12 Protocol regarding permanently structured cooperation, according to Article 28a TEU, Article 13 “Article 28 1. The tasks referred to in Article 27(1), in the course of which the Union may use civilian and military means, shall include joint disarmament operations, humanitarian and rescue tasks, military advice and assistance tasks, conflict prevention and peace-keeping tasks, tasks of combat forces in crisis management, including peace-making and post-conflict stabilisation. All these tasks may contribute to the fight against terrorism, including by supporting third countries in combating terrorism in their territories.2. The Council shall adopt decisions relating to the tasks referred to in paragraph 1, defining their objectives and scope and the general conditions for their implementation. The High Representative of the Union for Foreign Affairs and Security Policy, acting under the authority of the Council and in close and constant contact with the Political and Security Committee, shall ensure coordination of the civilian and military aspects of such tasks. Lisbon Treaty on Changing…

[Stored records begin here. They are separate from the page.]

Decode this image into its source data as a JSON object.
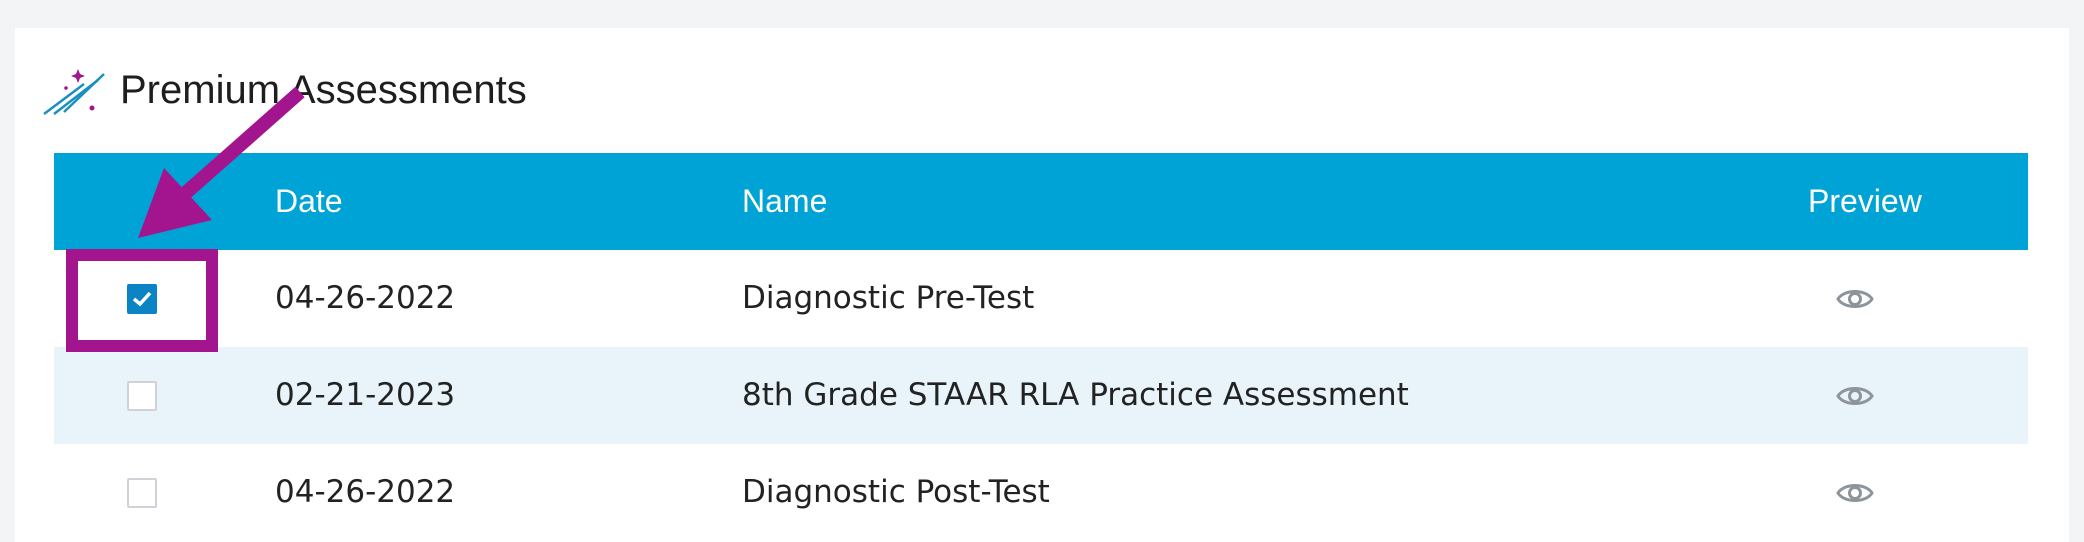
{
  "page": {
    "title": "Premium Assessments"
  },
  "table": {
    "headers": {
      "date": "Date",
      "name": "Name",
      "preview": "Preview"
    },
    "rows": [
      {
        "date": "04-26-2022",
        "name": "Diagnostic Pre-Test",
        "checked": true
      },
      {
        "date": "02-21-2023",
        "name": "8th Grade STAAR RLA Practice Assessment",
        "checked": false
      },
      {
        "date": "04-26-2022",
        "name": "Diagnostic Post-Test",
        "checked": false
      }
    ]
  },
  "icons": {
    "logo": "shooting-stars-icon",
    "preview": "eye-icon",
    "check": "checkmark-icon"
  },
  "colors": {
    "header_bg": "#00a3d6",
    "alt_row_bg": "#e8f4f9",
    "checkbox_checked": "#0a84c4",
    "annotation": "#a3148f"
  }
}
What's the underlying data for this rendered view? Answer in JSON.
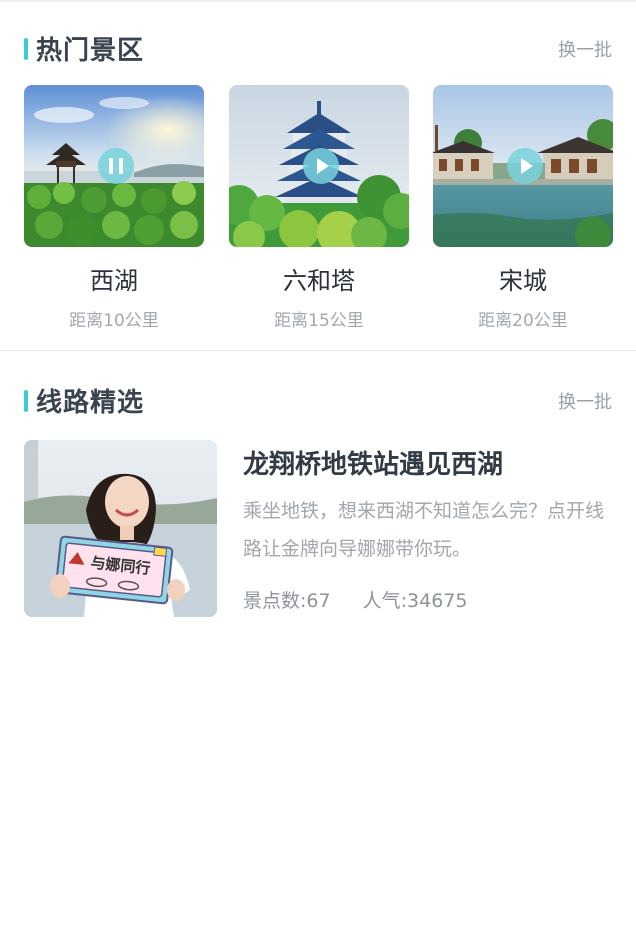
{
  "hot_spots": {
    "title": "热门景区",
    "more_label": "换一批",
    "items": [
      {
        "name": "西湖",
        "distance": "距离10公里",
        "media_state": "pause-icon"
      },
      {
        "name": "六和塔",
        "distance": "距离15公里",
        "media_state": "play-icon"
      },
      {
        "name": "宋城",
        "distance": "距离20公里",
        "media_state": "play-icon"
      }
    ]
  },
  "routes": {
    "title": "线路精选",
    "more_label": "换一批",
    "items": [
      {
        "title": "龙翔桥地铁站遇见西湖",
        "description": "乘坐地铁，想来西湖不知道怎么完？点开线路让金牌向导娜娜带你玩。",
        "spots_count": "景点数:67",
        "popularity": "人气:34675",
        "sign_text": "与娜同行"
      }
    ]
  },
  "colors": {
    "accent": "#3ecbd6",
    "title": "#3a4350",
    "muted": "#a3a8af"
  }
}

16 ibid. Article 188r
17 Translated for this article from, Michael Pro_bsting: ‚Amerikanisierung oder Niedergang’. Widerspru_che und ausforderungen fu_r das imperialistische Projekt fur Europaeische Vereinigung. In Revolutiona_rer Marxismus Nr.35, Berlin, 2005 p.39
18 Article 28a of the Lisbon Treaty refers to those powers which “have met the demanding criteria in respect of military abilities” forming this “Structured Cooperation” within the framework of the Union
19 This is to be found in the Final Act, Declaration on Priority
20 Treaty of Lisbon
21 Article 8b, para 4: Not less than one million citizens who are nationals of a significant number of Member States may take the initiative of inviting the Commission, within the framework of its powers, to submit any appropriate proposal on matters where citizens consider that a legal act of the Union is required for the purpose of implementing the Treaties.
The procedures and conditions required for such a citizens’ initiative shall be determined in accordance with the first paragraph of Article 21 of the Treaty on the Functioning of the European Union.
23 By “productive forces” Marxists understand both the material means and the results of production, thus the term includes means of production (machinery etc) and produced goods and also the people who serve the means of production and, for this purpose, enter into particular forms of social division of labour. Obviously, means of production and people stand in a relationship to one another and, from the point of view of capital, the purpose of setting the worker to work on the means of production is to produce goods and, thereby, surplus value. Productive forces, therefore, are not simply a collection of things but include people and their living conditions. The point is discussed further in M Probsting: Die widerspruechliche Entwicklung der Produktivkraefte in Kapitalismus, in Revolutionaerer Marxismus 37, Berlin, 2007
24 Martin Suchanek/Michael Pro_bsting: EU in der Krise. Soziales oder sozialistisches Europa?; in: Revolutiona_rer Marxismus Nr.35, Berlin, 2005, p 6
25 ibid, p7
26 See: “Attacs 10 Prinzipien fu_r einen demokratischen EU-Vertrag”, http://www.attac.at/uploads/media/10_Prinzipien_fuer_einen_demokratische...
27 Christian Felber: Mein europa_ischer Traum; in: DER STANDARD, 5.12.2007 p28
28 ELP: In the name of a democratic and social Europe: “THE GOVERNMENT’S TREATY MUST BE PUT TO REFERENDUM IN THE EU”, 19. October 2007, http://www.europeanleft.org/nc/english/news/news_archive/news_archive/br...
29 VI Lenin, Military Programme of Proletarian Revolution in Collected Works, Vol 23, Moscow, p.87
31 L. Trotsky, Disarmament and the United States of Europe in Writings, 1929, New York,.1975, p 357